#### Study material

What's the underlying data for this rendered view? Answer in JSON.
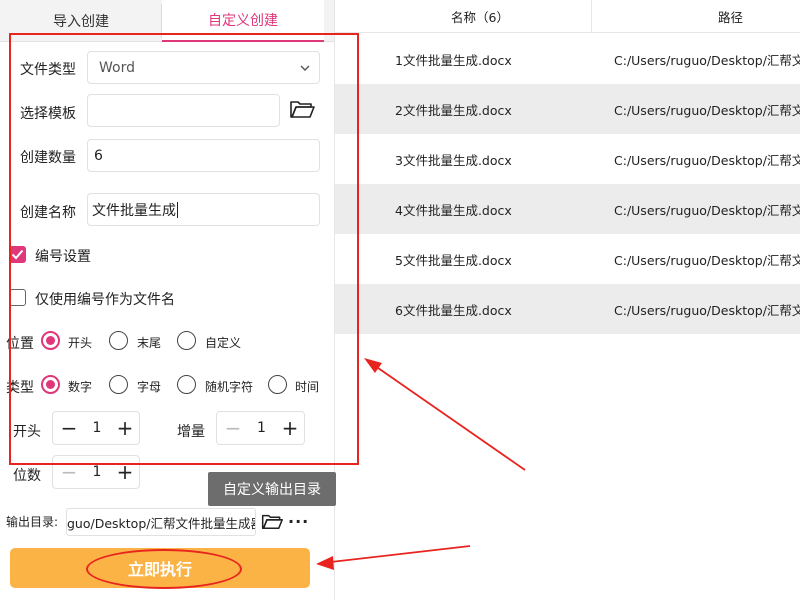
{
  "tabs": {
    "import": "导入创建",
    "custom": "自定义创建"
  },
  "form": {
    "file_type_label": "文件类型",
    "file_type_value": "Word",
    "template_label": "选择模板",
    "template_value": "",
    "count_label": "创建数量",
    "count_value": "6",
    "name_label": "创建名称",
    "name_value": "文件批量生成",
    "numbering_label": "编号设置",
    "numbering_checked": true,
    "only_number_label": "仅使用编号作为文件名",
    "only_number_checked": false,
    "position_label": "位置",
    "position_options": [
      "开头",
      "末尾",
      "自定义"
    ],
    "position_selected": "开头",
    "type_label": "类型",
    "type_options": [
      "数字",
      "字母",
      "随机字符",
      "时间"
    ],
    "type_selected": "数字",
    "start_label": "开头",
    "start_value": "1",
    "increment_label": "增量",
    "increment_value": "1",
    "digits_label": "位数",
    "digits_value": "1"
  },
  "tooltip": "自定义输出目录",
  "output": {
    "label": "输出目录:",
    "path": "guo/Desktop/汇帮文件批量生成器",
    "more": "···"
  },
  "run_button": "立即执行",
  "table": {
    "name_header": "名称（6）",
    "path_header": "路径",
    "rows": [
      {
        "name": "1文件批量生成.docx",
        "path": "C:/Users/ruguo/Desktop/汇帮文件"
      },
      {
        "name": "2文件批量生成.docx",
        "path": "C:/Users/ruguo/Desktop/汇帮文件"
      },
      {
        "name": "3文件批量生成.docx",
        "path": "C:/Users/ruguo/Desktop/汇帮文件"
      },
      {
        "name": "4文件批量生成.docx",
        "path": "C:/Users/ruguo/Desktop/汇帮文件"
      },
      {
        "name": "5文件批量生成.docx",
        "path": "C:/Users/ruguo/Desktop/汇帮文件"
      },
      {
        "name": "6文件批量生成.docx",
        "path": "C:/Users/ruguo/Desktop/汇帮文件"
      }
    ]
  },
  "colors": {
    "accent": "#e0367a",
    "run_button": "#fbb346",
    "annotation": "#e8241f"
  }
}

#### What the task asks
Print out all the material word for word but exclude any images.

#### Exercise response
What's the underlying data for this rendered view? Answer in JSON.
{
  "tabs": {
    "import": "导入创建",
    "custom": "自定义创建"
  },
  "form": {
    "file_type_label": "文件类型",
    "file_type_value": "Word",
    "template_label": "选择模板",
    "template_value": "",
    "count_label": "创建数量",
    "count_value": "6",
    "name_label": "创建名称",
    "name_value": "文件批量生成",
    "numbering_label": "编号设置",
    "numbering_checked": true,
    "only_number_label": "仅使用编号作为文件名",
    "only_number_checked": false,
    "position_label": "位置",
    "position_options": [
      "开头",
      "末尾",
      "自定义"
    ],
    "position_selected": "开头",
    "type_label": "类型",
    "type_options": [
      "数字",
      "字母",
      "随机字符",
      "时间"
    ],
    "type_selected": "数字",
    "start_label": "开头",
    "start_value": "1",
    "increment_label": "增量",
    "increment_value": "1",
    "digits_label": "位数",
    "digits_value": "1"
  },
  "tooltip": "自定义输出目录",
  "output": {
    "label": "输出目录:",
    "path": "guo/Desktop/汇帮文件批量生成器",
    "more": "···"
  },
  "run_button": "立即执行",
  "table": {
    "name_header": "名称（6）",
    "path_header": "路径",
    "rows": [
      {
        "name": "1文件批量生成.docx",
        "path": "C:/Users/ruguo/Desktop/汇帮文件"
      },
      {
        "name": "2文件批量生成.docx",
        "path": "C:/Users/ruguo/Desktop/汇帮文件"
      },
      {
        "name": "3文件批量生成.docx",
        "path": "C:/Users/ruguo/Desktop/汇帮文件"
      },
      {
        "name": "4文件批量生成.docx",
        "path": "C:/Users/ruguo/Desktop/汇帮文件"
      },
      {
        "name": "5文件批量生成.docx",
        "path": "C:/Users/ruguo/Desktop/汇帮文件"
      },
      {
        "name": "6文件批量生成.docx",
        "path": "C:/Users/ruguo/Desktop/汇帮文件"
      }
    ]
  },
  "colors": {
    "accent": "#e0367a",
    "run_button": "#fbb346",
    "annotation": "#e8241f"
  }
}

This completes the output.